Agriculture is in Matt Chadwick’s blood.
So it was no surprise this week when the Calloway County University of Kentucky Cooperative Extension office announced that Chadwick would fill the long-vacant agriculture agent spot.
Born and raised in the county, Chadwick graduated from Calloway County High School in 2006 and stayed in the region to attend Murray State University.
From early on, he said, he had a driven interest in agriculture. Classes and his upbringing honed a knowledge of the land and the fruit it bears. That’s why Chadwick focused his studies toward the field of horticulture.
Chadwick had an interest in the region in which he was raised, and he said cultivating plants for human or animal consumption is in the heartbeat of Murray and its surrounding communities.
While in school and for some time afterward, he developed valuable skills managing MSU’s state-of-the-art arboretum.
His timing was impeccable. When the university decided to expand the horticultural display, public garden and educational laboratory located on the Pullen Farm north of campus, Chadwick was in a class that would help design the arboretum sidewalks. He said he helped oversee construction efforts, and not long afterward, marveled as students and staff helped materialize a large hill and pond from a small field – all a part of a living, breathing laboratory of which Chadwick was a part.
“I was really there from the start – from the ground up,” he said. “So it was really good to watch it grow and expand, and it was kind of bittersweet to leave there and come work here.”

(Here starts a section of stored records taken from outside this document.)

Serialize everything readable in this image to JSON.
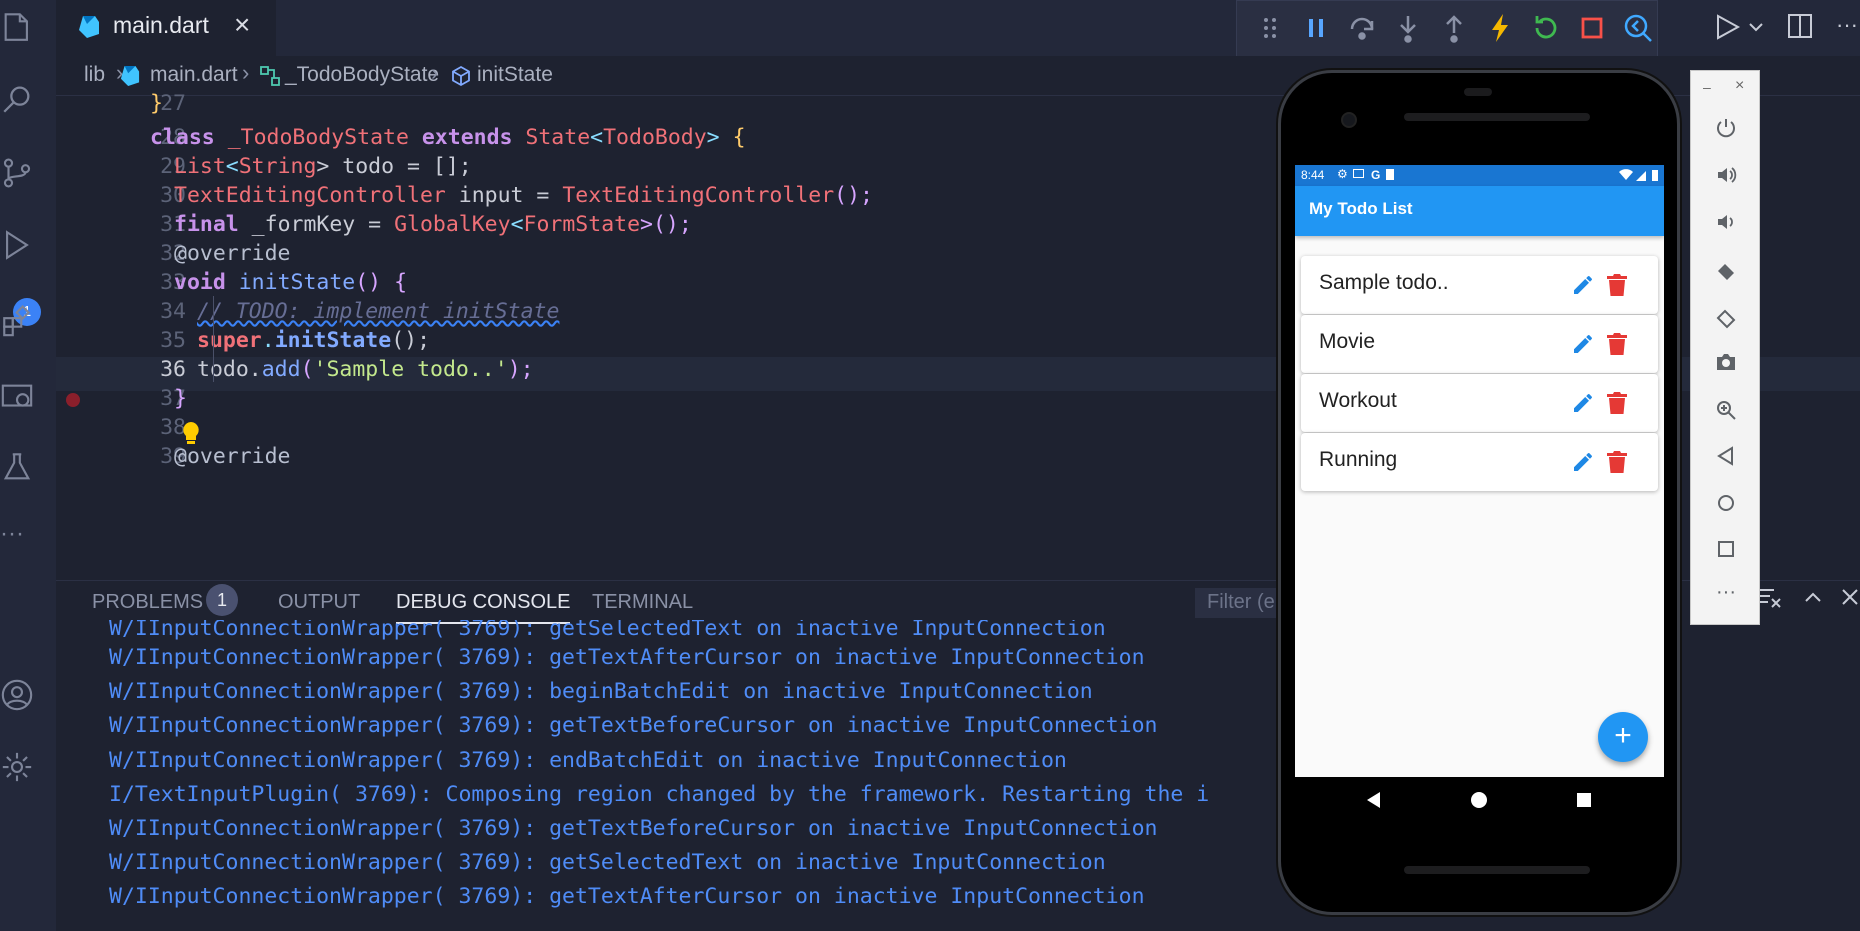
{
  "tab": {
    "file": "main.dart",
    "close": "×"
  },
  "breadcrumb": {
    "items": [
      "lib",
      "main.dart",
      "_TodoBodyState",
      "initState"
    ]
  },
  "activity": {
    "debug_badge": "1"
  },
  "editor": {
    "lines": [
      {
        "n": "27"
      },
      {
        "n": "28"
      },
      {
        "n": "29"
      },
      {
        "n": "30"
      },
      {
        "n": "31"
      },
      {
        "n": "32"
      },
      {
        "n": "33"
      },
      {
        "n": "34"
      },
      {
        "n": "35"
      },
      {
        "n": "36"
      },
      {
        "n": "37"
      },
      {
        "n": "38"
      },
      {
        "n": "39"
      }
    ],
    "code": {
      "l27": "}",
      "l28_kw": "class",
      "l28_cls": "_TodoBodyState",
      "l28_kw2": "extends",
      "l28_state": "State",
      "l28_lt": "<",
      "l28_body": "TodoBody",
      "l28_gt": ">",
      "l28_brace": "{",
      "l29_list": "List",
      "l29_lt": "<",
      "l29_str": "String",
      "l29_rest": "> todo = [];",
      "l30_type": "TextEditingController",
      "l30_mid": " input = ",
      "l30_ctor": "TextEditingController",
      "l30_end": "();",
      "l31_kw": "final",
      "l31_mid": " _formKey = ",
      "l31_gk": "GlobalKey",
      "l31_lt": "<",
      "l31_fs": "FormState",
      "l31_end": ">();",
      "l32": "@override",
      "l33_kw": "void",
      "l33_fn": "initState",
      "l33_end": "() {",
      "l34": "// TODO: implement initState",
      "l35_sup": "super",
      "l35_dot": ".",
      "l35_fn": "initState",
      "l35_end": "();",
      "l36_obj": "todo.",
      "l36_fn": "add",
      "l36_open": "(",
      "l36_str": "'Sample todo..'",
      "l36_end": ");",
      "l37": "}",
      "l39": "@override"
    }
  },
  "panel": {
    "tabs": [
      "PROBLEMS",
      "OUTPUT",
      "DEBUG CONSOLE",
      "TERMINAL"
    ],
    "problems_count": "1",
    "filter_placeholder": "Filter (e",
    "console": [
      "W/IInputConnectionWrapper( 3769): getSelectedText on inactive InputConnection",
      "W/IInputConnectionWrapper( 3769): getTextAfterCursor on inactive InputConnection",
      "W/IInputConnectionWrapper( 3769): beginBatchEdit on inactive InputConnection",
      "W/IInputConnectionWrapper( 3769): getTextBeforeCursor on inactive InputConnection",
      "W/IInputConnectionWrapper( 3769): endBatchEdit on inactive InputConnection",
      "I/TextInputPlugin( 3769): Composing region changed by the framework. Restarting the i",
      "W/IInputConnectionWrapper( 3769): getTextBeforeCursor on inactive InputConnection",
      "W/IInputConnectionWrapper( 3769): getSelectedText on inactive InputConnection",
      "W/IInputConnectionWrapper( 3769): getTextAfterCursor on inactive InputConnection"
    ]
  },
  "phone": {
    "time": "8:44",
    "status_g": "G",
    "app_title": "My Todo List",
    "todos": [
      "Sample todo..",
      "Movie",
      "Workout",
      "Running"
    ],
    "fab": "+"
  },
  "emulator": {
    "minimize": "–",
    "close": "×",
    "more": "···"
  },
  "colors": {
    "accent": "#2196f3",
    "delete": "#e53935",
    "console_text": "#4f8cf7"
  }
}
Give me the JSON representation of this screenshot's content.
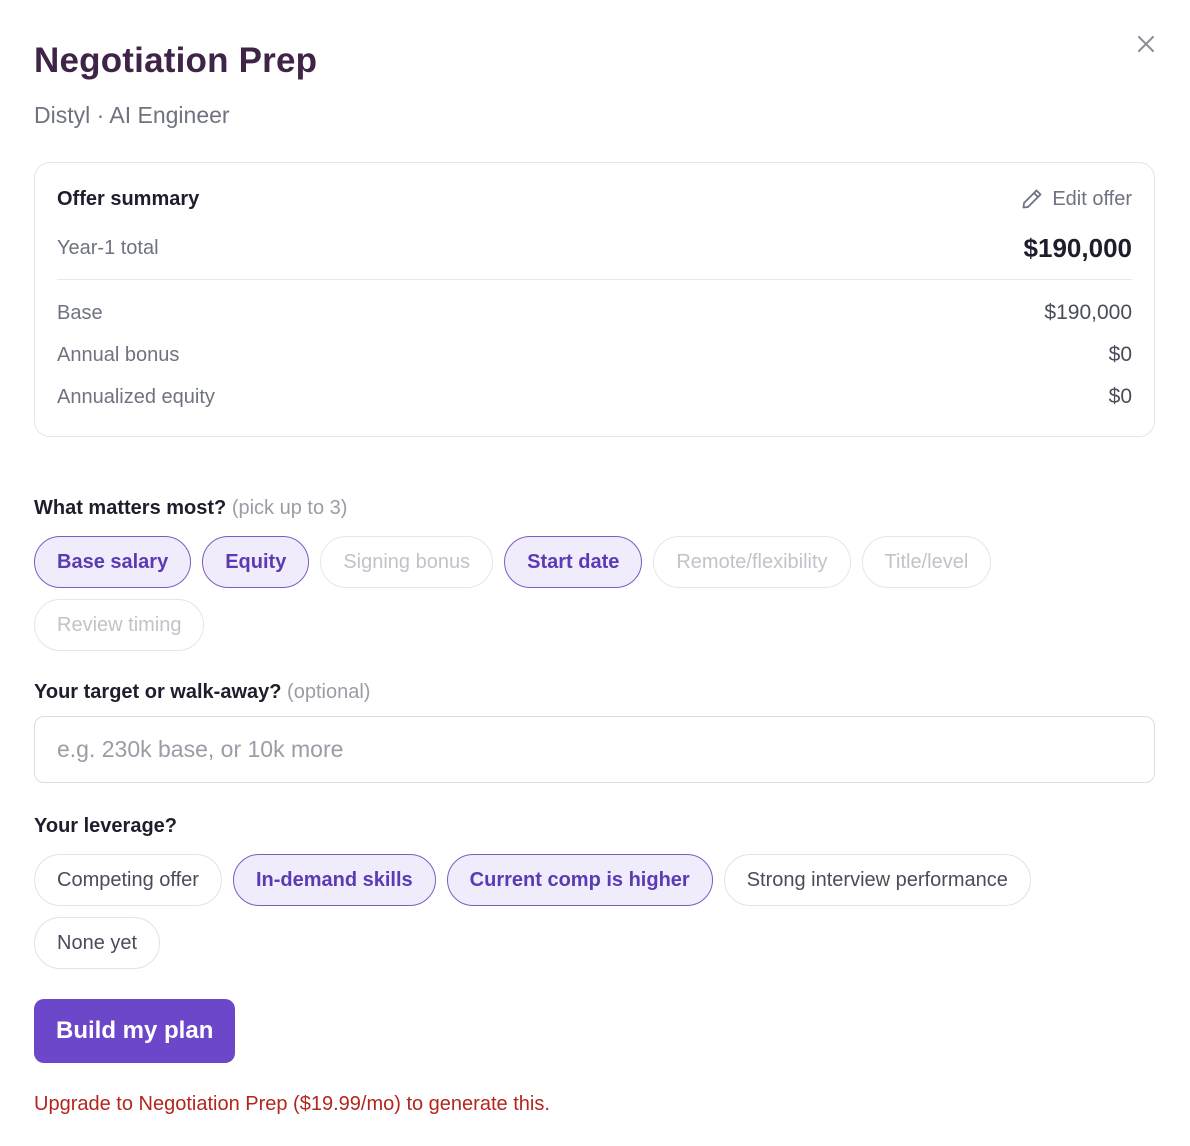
{
  "header": {
    "title": "Negotiation Prep",
    "subtitle": "Distyl · AI Engineer"
  },
  "icons": {
    "close": "close-icon",
    "edit": "pencil-icon"
  },
  "offer_summary": {
    "title": "Offer summary",
    "edit_label": "Edit offer",
    "total_label": "Year-1 total",
    "total_value": "$190,000",
    "lines": [
      {
        "label": "Base",
        "value": "$190,000"
      },
      {
        "label": "Annual bonus",
        "value": "$0"
      },
      {
        "label": "Annualized equity",
        "value": "$0"
      }
    ]
  },
  "priorities": {
    "label": "What matters most?",
    "hint": "(pick up to 3)",
    "options": [
      {
        "label": "Base salary",
        "selected": true
      },
      {
        "label": "Equity",
        "selected": true
      },
      {
        "label": "Signing bonus",
        "selected": false
      },
      {
        "label": "Start date",
        "selected": true
      },
      {
        "label": "Remote/flexibility",
        "selected": false
      },
      {
        "label": "Title/level",
        "selected": false
      },
      {
        "label": "Review timing",
        "selected": false
      }
    ]
  },
  "target": {
    "label": "Your target or walk-away?",
    "hint": "(optional)",
    "value": "",
    "placeholder": "e.g. 230k base, or 10k more"
  },
  "leverage": {
    "label": "Your leverage?",
    "options": [
      {
        "label": "Competing offer",
        "selected": false
      },
      {
        "label": "In-demand skills",
        "selected": true
      },
      {
        "label": "Current comp is higher",
        "selected": true
      },
      {
        "label": "Strong interview performance",
        "selected": false
      },
      {
        "label": "None yet",
        "selected": false
      }
    ]
  },
  "actions": {
    "build_label": "Build my plan"
  },
  "upgrade_note": "Upgrade to Negotiation Prep ($19.99/mo) to generate this.",
  "colors": {
    "title": "#3f2447",
    "accent": "#6c47c9",
    "selected_chip_bg": "#f1ecfb",
    "error": "#b3261e"
  }
}
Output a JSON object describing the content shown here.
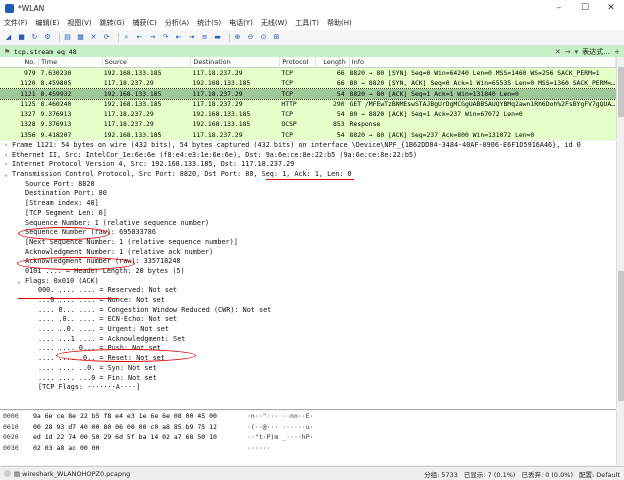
{
  "window": {
    "title": "*WLAN"
  },
  "menu": [
    "文件(F)",
    "编辑(E)",
    "视图(V)",
    "跳转(G)",
    "捕获(C)",
    "分析(A)",
    "统计(S)",
    "电话(Y)",
    "无线(W)",
    "工具(T)",
    "帮助(H)"
  ],
  "filter": {
    "value": "tcp.stream eq 48",
    "expression_label": "表达式…",
    "plus": "+"
  },
  "packet_list": {
    "columns": [
      "No.",
      "Time",
      "Source",
      "Destination",
      "Protocol",
      "Length",
      "Info"
    ],
    "rows": [
      {
        "no": "979",
        "time": "7.630230",
        "src": "192.168.133.185",
        "dst": "117.18.237.29",
        "proto": "TCP",
        "len": "66",
        "info": "8820 → 80 [SYN] Seq=0 Win=64240 Len=0 MSS=1460 WS=256 SACK_PERM=1"
      },
      {
        "no": "1120",
        "time": "8.459805",
        "src": "117.18.237.29",
        "dst": "192.168.133.185",
        "proto": "TCP",
        "len": "66",
        "info": "80 → 8820 [SYN, ACK] Seq=0 Ack=1 Win=65535 Len=0 MSS=1360 SACK_PERM=…"
      },
      {
        "no": "1121",
        "time": "8.459932",
        "src": "192.168.133.185",
        "dst": "117.18.237.29",
        "proto": "TCP",
        "len": "54",
        "info": "8820 → 80 [ACK] Seq=1 Ack=1 Win=131840 Len=0"
      },
      {
        "no": "1125",
        "time": "8.460240",
        "src": "192.168.133.185",
        "dst": "117.18.237.29",
        "proto": "HTTP",
        "len": "290",
        "info": "GET /MFEwTzBNMEswSTAJBgUrDgMCGgUABBSAUQYBMq2awn1Rh6Doh%2FsBYgFV7gQUA…"
      },
      {
        "no": "1327",
        "time": "9.376913",
        "src": "117.18.237.29",
        "dst": "192.168.133.185",
        "proto": "TCP",
        "len": "54",
        "info": "80 → 8820 [ACK] Seq=1 Ack=237 Win=67072 Len=0"
      },
      {
        "no": "1328",
        "time": "9.376913",
        "src": "117.18.237.29",
        "dst": "192.168.133.185",
        "proto": "OCSP",
        "len": "853",
        "info": "Response"
      },
      {
        "no": "1356",
        "time": "9.418207",
        "src": "192.168.133.185",
        "dst": "117.18.237.29",
        "proto": "TCP",
        "len": "54",
        "info": "8820 → 80 [ACK] Seq=237 Ack=800 Win=131072 Len=0"
      }
    ],
    "row_colors": [
      "#e4ffc7",
      "#e4ffc7",
      "#a0c89a",
      "#e4ffc7",
      "#e4ffc7",
      "#e4ffc7",
      "#e4ffc7"
    ],
    "selected_row_index": 2
  },
  "details": [
    {
      "indent": 0,
      "toggle": "›",
      "text": "Frame 1121: 54 bytes on wire (432 bits), 54 bytes captured (432 bits) on interface \\Device\\NPF_{1B62DD04-3484-40AF-8906-E6F1D5916A46}, id 0"
    },
    {
      "indent": 0,
      "toggle": "›",
      "text": "Ethernet II, Src: IntelCor_1e:6e:6e (f8:e4:e3:1e:6e:6e), Dst: 9a:6e:ce:8e:22:b5 (9a:6e:ce:8e:22:b5)"
    },
    {
      "indent": 0,
      "toggle": "›",
      "text": "Internet Protocol Version 4, Src: 192.168.133.185, Dst: 117.18.237.29"
    },
    {
      "indent": 0,
      "toggle": "⌄",
      "text": "Transmission Control Protocol, Src Port: 8820, Dst Port: 80, Seq: 1, Ack: 1, Len: 0"
    },
    {
      "indent": 1,
      "toggle": "",
      "text": "Source Port: 8820"
    },
    {
      "indent": 1,
      "toggle": "",
      "text": "Destination Port: 80"
    },
    {
      "indent": 1,
      "toggle": "",
      "text": "[Stream index: 48]"
    },
    {
      "indent": 1,
      "toggle": "",
      "text": "[TCP Segment Len: 0]"
    },
    {
      "indent": 1,
      "toggle": "",
      "text": "Sequence Number: 1    (relative sequence number)"
    },
    {
      "indent": 1,
      "toggle": "",
      "text": "Sequence Number (raw): 695033786"
    },
    {
      "indent": 1,
      "toggle": "",
      "text": "[Next Sequence Number: 1    (relative sequence number)]"
    },
    {
      "indent": 1,
      "toggle": "",
      "text": "Acknowledgment Number: 1    (relative ack number)"
    },
    {
      "indent": 1,
      "toggle": "",
      "text": "Acknowledgment number (raw): 335718248"
    },
    {
      "indent": 1,
      "toggle": "",
      "text": "0101 .... = Header Length: 20 bytes (5)"
    },
    {
      "indent": 1,
      "toggle": "⌄",
      "text": "Flags: 0x010 (ACK)"
    },
    {
      "indent": 2,
      "toggle": "",
      "text": "000. .... .... = Reserved: Not set"
    },
    {
      "indent": 2,
      "toggle": "",
      "text": "...0 .... .... = Nonce: Not set"
    },
    {
      "indent": 2,
      "toggle": "",
      "text": ".... 0... .... = Congestion Window Reduced (CWR): Not set"
    },
    {
      "indent": 2,
      "toggle": "",
      "text": ".... .0.. .... = ECN-Echo: Not set"
    },
    {
      "indent": 2,
      "toggle": "",
      "text": ".... ..0. .... = Urgent: Not set"
    },
    {
      "indent": 2,
      "toggle": "",
      "text": ".... ...1 .... = Acknowledgment: Set"
    },
    {
      "indent": 2,
      "toggle": "",
      "text": ".... .... 0... = Push: Not set"
    },
    {
      "indent": 2,
      "toggle": "",
      "text": ".... .... .0.. = Reset: Not set"
    },
    {
      "indent": 2,
      "toggle": "",
      "text": ".... .... ..0. = Syn: Not set"
    },
    {
      "indent": 2,
      "toggle": "",
      "text": ".... .... ...0 = Fin: Not set"
    },
    {
      "indent": 2,
      "toggle": "",
      "text": "[TCP Flags: ·······A····]"
    }
  ],
  "bytes": [
    {
      "off": "0000",
      "hex": "9a 6e ce 8e 22 b5 f8 e4  e3 1e 6e 6e 08 00 45 00",
      "asc": "·n··\"··· ··nn··E·"
    },
    {
      "off": "0010",
      "hex": "00 28 93 d7 40 00 80 06  00 00 c0 a8 85 b9 75 12",
      "asc": "·(··@··· ······u·"
    },
    {
      "off": "0020",
      "hex": "ed 1d 22 74 00 50 29 6d  5f ba 14 02 a7 68 50 10",
      "asc": "··\"t·P)m _····hP·"
    },
    {
      "off": "0030",
      "hex": "02 03 a8 ac 00 00",
      "asc": "······"
    }
  ],
  "status": {
    "file": "wireshark_WLANOHOPZ0.pcapng",
    "packets": "分组: 5733",
    "displayed": "已显示: 7 (0.1%)",
    "dropped": "已丢弃: 0 (0.0%)",
    "profile": "配置: Default"
  }
}
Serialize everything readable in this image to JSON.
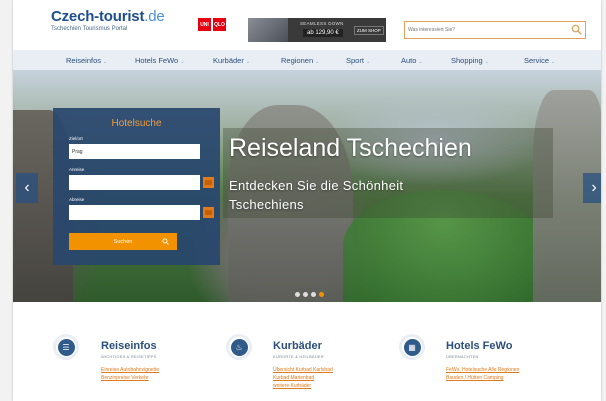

His work at The Arboretum at Murray State University was crucial in developing his communication skills, he said. He was able to make partnerships with several community organizations – many of which he will work with now as Calloway’s agriculture agent.
He was hired to help expand the arboretum and bridge gaps and make the connections necessary to use it as a educational resource and community attraction. In some ways, he said, that is exactly what he will do for the extension office.
“I always thought it would be a very unique job within the community, where you could really make an impact within the field of agriculture while still staying in a community that you want to live in and be local,” he said. “It’s really one of the most important factors in local agriculture.”
Agriculture agents through the University of Kentucky-Kentucky State University partnership work to share farming and related research with the practical related community, helping to make the Commonwealth a leader in cutting-edge agricultural science on both research and educational levels.
“Agents create a link between the field of agriculture and the research that at the land-grant universities,” he said. “So we provide any information that we can to local farmers and home-owners as well. We’re the link to new research or anything that’s coming out that could potentially help a farmer or maybe help them get higher yields or better production numbers.”
And while Chadwick says agriculture is a vital part of what makes Murray and Calloway County what it is, he thinks a better understanding nationwide of plant production and problems facing the industry will help round out a healthier view from where people think they’re food originates.
He said that is precisely what he would like to see done in Calloway, where a more and more urbanized city is dependent on farming around it.
“I would like to see the community more involved and to help bridge that gap between the town community and the farm community. Murray is really good about that already, but I want to further help to develop that relationship.”